— Assignment —
Pull every line from the records that has the word "label" in it.

-- Records to process follows --

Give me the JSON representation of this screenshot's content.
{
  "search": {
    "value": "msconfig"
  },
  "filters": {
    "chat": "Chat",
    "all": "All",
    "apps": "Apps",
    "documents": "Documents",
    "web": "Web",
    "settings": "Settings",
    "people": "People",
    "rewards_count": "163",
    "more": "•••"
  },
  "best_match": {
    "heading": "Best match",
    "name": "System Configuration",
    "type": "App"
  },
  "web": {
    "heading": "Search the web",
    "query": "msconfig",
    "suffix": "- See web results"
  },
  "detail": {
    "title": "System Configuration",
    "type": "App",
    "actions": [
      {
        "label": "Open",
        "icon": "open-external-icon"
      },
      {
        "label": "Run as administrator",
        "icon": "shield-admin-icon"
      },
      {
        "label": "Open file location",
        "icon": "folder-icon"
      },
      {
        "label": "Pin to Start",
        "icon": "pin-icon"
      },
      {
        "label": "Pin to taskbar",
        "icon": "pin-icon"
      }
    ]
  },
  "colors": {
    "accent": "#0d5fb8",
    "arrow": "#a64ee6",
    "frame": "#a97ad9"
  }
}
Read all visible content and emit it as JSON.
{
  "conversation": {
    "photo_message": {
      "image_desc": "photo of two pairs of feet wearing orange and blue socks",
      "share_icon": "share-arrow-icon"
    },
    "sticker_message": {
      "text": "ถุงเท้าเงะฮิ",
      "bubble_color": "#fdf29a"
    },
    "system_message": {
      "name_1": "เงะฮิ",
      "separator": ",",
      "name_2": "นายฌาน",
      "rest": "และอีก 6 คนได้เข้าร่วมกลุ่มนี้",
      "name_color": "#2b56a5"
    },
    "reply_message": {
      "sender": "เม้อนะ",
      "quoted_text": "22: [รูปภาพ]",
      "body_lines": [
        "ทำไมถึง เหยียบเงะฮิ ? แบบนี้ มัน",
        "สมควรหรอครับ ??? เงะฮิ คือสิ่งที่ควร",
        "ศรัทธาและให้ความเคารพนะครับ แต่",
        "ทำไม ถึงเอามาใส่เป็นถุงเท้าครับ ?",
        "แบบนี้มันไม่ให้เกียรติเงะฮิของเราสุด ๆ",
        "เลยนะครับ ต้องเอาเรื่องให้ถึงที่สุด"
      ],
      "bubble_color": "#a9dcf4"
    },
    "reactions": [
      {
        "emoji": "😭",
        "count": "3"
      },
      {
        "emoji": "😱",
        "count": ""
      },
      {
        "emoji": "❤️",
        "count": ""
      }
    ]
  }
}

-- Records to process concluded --

— Task answer —
        "label": "Open",
        "label": "Run as administrator",
        "label": "Open file location",
        "label": "Pin to Start",
        "label": "Pin to taskbar",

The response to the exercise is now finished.